One of the barriers to this approach would appear to be the significant difference between the context/practice within a University course and within a school setting. One has lectures/tutorials, the other has 40/50/70 minute lessons. At least one (in theory) expects pre-prepared lessons plans while the other doesn’t. I do wonder whether having parts of this course (or even the whole course) outlines in a set of lesson plans that students can examine and modify as part of the assessment might offer some interesting possibilities (and difficulties).
- The question of transformation.
The set text talks about the transformation of learning enabled by ICTs and yet discussion of lectures and tutorials feature heavily when talking about the course. The course doesn’t seem to show much evidence of transformation.
- The need to know more about the nature of technology?
It appears that there isn’t much talk about the nature of technology and its impact on society. This sort of thing could quickly become boringly theoretically pointless, but could be useful. Wonder if this would be revisiting a previous version of the course?
- Making it public and authentic.
The course seems to have a bit of group work. But it’s all presented within the virtual or physical class. I’m keen to see this go outside the class. What can these students do for assessment that would be valued by their mentor teachers, other student teachers and the broader
- Why is ICT and pedagogy still separate?
I’m escaping the information systems (IS) discipline and moving into education. In part, because it appears that information systems is shrinking due to ICT becoming part of everyday life. Instead of there being a separate discipline (IS) examining the integration of technology and organisational/social life, the organisational and social sciences are examining technology.
I can see echoes of this in this course, as mentioned above. If technology is part of every day learning and teaching, why have a separate ICT in pedagogy course? Shouldn’t it be part of all the courses?
The obvious answer at the moment is that it really isn’t embedded in many of the other courses and there may remain some useful experiences to provide in this sort of course.
- How can I get the Pre-Service Teacher Networking (PSTN) project connected with this course.
There are some good folk trying to get an interesting project up and going. I’m keen for this course, or at least some of the students within it, to engage with the project. I need to figure out how/if this can be done.

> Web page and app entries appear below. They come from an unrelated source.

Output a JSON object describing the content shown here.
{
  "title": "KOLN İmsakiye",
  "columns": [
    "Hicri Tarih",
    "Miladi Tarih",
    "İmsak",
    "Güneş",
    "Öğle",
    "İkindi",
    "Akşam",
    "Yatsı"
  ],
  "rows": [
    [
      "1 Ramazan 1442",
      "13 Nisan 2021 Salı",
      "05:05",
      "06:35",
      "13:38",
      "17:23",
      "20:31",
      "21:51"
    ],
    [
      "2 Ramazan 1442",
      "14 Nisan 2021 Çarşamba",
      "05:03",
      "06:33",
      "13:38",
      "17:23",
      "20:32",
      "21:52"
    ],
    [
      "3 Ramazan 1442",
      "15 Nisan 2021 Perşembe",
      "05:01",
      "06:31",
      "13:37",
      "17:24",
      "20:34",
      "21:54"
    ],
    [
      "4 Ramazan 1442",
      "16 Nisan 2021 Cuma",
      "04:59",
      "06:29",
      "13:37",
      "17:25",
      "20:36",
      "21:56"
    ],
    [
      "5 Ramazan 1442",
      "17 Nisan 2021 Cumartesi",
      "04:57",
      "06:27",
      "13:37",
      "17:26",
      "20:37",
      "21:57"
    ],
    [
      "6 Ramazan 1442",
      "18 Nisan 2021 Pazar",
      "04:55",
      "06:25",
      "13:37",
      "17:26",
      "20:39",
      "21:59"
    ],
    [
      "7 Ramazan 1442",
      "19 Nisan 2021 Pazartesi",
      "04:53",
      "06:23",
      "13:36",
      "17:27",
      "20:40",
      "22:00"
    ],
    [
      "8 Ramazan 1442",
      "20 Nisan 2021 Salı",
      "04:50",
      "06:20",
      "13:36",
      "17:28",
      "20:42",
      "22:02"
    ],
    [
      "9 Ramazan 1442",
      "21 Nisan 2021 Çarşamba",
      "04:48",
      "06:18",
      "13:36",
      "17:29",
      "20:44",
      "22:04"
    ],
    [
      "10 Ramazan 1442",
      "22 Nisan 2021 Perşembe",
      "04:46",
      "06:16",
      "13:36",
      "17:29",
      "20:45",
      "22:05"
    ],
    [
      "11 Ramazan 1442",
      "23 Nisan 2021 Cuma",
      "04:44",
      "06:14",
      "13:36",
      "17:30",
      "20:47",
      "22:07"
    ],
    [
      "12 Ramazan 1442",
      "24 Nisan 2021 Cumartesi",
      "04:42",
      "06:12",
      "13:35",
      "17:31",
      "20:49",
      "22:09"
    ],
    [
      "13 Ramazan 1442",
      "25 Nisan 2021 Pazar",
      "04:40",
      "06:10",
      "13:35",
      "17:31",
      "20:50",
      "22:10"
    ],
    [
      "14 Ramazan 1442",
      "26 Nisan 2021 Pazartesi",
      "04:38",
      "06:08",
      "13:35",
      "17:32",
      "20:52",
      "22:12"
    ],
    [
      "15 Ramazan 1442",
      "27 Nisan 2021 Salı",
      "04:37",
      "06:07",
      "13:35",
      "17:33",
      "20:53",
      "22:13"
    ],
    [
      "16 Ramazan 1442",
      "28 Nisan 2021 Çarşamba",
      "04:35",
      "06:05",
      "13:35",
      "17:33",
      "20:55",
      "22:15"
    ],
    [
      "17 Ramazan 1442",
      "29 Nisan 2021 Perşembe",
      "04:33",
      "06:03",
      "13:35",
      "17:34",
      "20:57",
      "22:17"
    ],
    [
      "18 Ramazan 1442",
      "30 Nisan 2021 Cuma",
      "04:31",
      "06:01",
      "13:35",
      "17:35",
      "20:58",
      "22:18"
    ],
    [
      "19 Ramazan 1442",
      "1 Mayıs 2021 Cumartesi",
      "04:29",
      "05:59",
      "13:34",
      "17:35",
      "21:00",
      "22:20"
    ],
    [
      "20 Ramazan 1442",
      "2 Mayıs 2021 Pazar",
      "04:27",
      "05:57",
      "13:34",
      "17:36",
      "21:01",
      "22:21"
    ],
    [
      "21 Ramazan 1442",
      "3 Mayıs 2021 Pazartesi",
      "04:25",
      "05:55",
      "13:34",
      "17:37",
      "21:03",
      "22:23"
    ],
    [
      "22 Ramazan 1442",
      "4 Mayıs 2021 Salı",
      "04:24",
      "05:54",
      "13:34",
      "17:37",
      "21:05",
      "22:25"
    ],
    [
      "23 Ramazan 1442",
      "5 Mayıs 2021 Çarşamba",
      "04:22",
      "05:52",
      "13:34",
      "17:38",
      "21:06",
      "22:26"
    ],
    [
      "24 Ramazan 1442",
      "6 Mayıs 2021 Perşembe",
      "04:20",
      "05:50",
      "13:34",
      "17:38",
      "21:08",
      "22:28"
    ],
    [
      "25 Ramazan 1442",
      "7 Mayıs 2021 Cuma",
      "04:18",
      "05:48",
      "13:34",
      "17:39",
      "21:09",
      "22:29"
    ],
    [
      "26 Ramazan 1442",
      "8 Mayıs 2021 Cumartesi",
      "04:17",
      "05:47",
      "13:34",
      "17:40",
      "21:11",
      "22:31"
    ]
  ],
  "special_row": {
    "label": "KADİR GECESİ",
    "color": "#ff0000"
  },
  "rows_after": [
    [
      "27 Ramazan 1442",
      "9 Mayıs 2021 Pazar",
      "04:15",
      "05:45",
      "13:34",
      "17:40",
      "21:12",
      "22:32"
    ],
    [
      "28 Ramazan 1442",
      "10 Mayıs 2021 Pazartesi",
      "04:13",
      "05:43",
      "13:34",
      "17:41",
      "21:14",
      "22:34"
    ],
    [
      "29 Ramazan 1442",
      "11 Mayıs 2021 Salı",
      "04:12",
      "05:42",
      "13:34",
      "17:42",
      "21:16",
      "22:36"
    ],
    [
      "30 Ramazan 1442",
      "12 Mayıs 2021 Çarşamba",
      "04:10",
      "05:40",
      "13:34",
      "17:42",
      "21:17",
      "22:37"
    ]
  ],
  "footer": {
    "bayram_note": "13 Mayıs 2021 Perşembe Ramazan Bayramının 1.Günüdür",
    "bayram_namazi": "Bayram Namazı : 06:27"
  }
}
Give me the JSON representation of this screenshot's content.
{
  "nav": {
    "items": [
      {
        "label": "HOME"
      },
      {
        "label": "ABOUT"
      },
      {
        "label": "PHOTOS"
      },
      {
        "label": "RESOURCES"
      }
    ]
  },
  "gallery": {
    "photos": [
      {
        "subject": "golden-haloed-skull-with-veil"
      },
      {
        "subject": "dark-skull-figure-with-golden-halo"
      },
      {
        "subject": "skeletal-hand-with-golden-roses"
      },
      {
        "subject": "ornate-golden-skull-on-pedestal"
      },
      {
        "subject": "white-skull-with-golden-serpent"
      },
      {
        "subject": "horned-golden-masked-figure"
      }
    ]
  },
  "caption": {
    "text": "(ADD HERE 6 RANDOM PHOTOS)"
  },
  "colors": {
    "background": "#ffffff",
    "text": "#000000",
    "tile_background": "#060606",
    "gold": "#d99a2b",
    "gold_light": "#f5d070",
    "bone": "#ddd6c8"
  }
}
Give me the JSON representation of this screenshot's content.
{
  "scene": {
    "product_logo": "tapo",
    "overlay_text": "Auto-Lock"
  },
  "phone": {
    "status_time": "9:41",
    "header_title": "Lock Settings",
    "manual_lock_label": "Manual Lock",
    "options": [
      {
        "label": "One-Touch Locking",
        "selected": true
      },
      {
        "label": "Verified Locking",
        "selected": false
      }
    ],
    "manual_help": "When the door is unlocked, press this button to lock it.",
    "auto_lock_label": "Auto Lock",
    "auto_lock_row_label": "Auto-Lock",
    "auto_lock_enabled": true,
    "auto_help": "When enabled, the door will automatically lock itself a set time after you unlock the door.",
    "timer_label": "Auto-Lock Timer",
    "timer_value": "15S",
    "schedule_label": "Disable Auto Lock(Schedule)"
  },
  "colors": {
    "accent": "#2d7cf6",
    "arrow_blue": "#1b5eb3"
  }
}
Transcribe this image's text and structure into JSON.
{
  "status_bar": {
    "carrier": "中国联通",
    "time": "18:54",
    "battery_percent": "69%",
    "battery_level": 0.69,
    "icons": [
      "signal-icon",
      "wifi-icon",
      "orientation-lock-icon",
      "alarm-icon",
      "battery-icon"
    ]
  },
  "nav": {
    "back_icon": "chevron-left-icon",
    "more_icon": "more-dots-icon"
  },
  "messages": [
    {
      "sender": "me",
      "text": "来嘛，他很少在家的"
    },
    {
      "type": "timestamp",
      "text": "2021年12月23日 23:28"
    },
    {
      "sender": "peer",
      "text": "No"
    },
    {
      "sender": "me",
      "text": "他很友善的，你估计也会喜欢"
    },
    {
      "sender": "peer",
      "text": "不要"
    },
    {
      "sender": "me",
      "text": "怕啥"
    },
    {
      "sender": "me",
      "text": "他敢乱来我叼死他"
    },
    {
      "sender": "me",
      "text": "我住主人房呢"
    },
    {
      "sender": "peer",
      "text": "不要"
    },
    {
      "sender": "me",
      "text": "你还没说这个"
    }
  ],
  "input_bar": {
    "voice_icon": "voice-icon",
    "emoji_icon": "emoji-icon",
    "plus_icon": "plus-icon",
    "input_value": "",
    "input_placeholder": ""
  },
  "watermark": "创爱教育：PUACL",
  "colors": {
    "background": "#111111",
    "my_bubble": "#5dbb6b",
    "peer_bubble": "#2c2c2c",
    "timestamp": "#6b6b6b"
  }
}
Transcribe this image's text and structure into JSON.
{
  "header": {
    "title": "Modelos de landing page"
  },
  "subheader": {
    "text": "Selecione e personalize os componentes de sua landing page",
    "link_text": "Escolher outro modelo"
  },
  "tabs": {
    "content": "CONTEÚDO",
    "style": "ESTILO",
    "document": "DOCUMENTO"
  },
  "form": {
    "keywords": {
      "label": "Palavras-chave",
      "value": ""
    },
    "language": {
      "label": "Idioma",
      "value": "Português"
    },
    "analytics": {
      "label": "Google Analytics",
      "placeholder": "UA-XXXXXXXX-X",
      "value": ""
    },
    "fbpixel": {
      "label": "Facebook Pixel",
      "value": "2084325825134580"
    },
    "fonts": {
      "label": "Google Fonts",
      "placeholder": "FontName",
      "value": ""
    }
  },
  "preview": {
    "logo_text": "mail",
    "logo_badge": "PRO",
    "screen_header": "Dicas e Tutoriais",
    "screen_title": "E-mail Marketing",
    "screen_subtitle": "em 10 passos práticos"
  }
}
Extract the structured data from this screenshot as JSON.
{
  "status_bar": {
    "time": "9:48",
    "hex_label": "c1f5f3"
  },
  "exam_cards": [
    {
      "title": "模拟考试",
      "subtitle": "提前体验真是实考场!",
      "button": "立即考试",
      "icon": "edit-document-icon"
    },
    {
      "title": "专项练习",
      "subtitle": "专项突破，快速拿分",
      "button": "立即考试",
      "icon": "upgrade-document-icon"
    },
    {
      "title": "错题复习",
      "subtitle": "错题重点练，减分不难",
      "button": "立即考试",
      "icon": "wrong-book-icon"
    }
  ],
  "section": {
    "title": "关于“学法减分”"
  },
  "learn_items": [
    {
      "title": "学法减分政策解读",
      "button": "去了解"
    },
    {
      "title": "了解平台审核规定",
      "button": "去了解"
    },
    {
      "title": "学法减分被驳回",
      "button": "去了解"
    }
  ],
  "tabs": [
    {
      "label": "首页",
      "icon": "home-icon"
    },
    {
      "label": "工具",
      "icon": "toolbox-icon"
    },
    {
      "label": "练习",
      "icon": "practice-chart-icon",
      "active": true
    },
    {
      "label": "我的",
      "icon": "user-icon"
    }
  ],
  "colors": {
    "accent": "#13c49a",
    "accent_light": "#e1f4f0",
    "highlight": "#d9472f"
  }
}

- Read more about the TTF.
It’s a big thing in the sector/discipline at the moment.
Biggs, J. (1996). Enhancing teaching through constructive alignment. Higher Education, 32(3), 347-364.